Stored items from a collection:
══════

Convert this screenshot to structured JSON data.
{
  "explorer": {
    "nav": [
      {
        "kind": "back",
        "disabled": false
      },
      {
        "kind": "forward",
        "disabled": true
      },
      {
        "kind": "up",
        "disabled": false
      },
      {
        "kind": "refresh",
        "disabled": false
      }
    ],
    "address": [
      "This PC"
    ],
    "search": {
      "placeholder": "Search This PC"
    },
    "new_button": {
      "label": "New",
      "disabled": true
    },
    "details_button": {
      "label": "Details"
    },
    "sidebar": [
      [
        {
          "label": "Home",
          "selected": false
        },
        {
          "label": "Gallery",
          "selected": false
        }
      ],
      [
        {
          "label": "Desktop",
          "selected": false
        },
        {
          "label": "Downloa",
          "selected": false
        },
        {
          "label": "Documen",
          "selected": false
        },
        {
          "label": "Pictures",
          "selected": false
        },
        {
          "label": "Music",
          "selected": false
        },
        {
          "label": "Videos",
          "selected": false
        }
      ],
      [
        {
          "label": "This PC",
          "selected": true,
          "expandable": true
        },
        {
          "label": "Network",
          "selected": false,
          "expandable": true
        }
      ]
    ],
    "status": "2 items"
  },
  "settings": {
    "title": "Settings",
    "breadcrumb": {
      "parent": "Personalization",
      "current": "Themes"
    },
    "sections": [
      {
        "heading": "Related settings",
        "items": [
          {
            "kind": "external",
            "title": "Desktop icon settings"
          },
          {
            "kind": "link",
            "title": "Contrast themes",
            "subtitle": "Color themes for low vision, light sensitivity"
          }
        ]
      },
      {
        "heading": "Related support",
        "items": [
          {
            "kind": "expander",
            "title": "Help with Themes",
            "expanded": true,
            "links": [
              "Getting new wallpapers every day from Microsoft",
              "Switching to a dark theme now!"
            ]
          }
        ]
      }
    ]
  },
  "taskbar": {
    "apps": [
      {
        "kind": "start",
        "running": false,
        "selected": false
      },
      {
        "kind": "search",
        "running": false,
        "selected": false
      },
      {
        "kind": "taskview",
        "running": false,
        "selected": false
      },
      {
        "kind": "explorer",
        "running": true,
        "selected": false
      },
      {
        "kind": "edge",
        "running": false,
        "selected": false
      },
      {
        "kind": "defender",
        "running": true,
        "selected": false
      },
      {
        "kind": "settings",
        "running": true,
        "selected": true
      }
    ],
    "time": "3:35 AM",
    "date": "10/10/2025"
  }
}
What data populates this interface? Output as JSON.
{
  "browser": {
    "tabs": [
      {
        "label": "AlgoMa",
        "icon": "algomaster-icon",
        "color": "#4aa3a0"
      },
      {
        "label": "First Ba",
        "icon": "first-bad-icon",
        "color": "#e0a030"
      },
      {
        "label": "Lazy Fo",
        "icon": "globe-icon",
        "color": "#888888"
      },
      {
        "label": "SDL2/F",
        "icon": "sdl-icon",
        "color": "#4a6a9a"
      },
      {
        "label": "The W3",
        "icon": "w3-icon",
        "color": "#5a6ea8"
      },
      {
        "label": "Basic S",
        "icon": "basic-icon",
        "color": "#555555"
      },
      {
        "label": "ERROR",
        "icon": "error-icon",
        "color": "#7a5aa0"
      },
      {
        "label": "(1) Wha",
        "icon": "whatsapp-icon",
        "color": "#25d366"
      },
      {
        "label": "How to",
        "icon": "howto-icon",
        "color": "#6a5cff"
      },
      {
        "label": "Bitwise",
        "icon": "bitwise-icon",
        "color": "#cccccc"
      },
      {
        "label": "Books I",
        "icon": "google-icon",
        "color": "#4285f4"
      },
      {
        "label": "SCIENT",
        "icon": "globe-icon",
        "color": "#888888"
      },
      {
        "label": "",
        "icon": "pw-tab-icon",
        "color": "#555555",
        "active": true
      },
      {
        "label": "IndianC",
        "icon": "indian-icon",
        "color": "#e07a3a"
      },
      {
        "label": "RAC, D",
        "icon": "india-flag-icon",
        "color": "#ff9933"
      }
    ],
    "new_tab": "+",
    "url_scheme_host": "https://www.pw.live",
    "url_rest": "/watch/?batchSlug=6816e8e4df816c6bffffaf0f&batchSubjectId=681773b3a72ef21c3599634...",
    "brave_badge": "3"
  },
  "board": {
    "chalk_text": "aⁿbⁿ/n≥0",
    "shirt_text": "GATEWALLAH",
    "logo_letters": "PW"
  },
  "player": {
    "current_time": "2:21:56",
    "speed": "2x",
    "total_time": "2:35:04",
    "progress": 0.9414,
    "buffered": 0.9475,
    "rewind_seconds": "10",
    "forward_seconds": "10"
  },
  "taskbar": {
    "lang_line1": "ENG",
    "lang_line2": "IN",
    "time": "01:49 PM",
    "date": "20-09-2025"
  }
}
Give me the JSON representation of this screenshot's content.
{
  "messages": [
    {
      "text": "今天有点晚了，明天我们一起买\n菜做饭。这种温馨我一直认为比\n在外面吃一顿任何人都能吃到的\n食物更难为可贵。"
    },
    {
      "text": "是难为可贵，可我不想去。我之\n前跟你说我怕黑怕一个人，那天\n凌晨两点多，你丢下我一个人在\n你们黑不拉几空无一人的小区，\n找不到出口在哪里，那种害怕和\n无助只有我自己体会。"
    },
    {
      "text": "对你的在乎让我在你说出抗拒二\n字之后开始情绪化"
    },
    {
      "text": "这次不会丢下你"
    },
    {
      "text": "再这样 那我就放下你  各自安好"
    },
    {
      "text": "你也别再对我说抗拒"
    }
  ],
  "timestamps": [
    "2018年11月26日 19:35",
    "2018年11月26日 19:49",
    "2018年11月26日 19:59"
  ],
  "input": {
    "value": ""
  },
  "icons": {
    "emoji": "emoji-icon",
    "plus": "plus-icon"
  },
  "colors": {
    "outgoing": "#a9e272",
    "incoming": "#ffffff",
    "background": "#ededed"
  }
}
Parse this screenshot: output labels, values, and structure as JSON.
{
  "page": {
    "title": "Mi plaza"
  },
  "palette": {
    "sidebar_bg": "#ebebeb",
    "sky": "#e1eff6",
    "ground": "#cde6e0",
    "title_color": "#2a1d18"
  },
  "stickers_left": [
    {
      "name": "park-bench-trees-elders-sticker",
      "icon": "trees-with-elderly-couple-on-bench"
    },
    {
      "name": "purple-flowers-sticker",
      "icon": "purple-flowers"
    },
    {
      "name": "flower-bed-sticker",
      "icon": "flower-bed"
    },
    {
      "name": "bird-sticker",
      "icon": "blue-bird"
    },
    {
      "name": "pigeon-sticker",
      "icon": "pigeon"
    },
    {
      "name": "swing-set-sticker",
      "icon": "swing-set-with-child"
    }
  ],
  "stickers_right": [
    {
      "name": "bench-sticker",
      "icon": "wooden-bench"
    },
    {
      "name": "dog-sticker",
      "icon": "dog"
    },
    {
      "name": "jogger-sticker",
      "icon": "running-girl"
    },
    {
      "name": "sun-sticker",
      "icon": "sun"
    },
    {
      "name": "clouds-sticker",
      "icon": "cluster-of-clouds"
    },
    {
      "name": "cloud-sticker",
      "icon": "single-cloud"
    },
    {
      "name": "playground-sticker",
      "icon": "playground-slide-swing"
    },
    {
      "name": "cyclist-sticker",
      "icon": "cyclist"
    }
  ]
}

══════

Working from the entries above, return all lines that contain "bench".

COMPLETED TASK:
      "name": "park-bench-trees-elders-sticker",
      "icon": "trees-with-elderly-couple-on-bench"
      "name": "bench-sticker",
      "icon": "wooden-bench"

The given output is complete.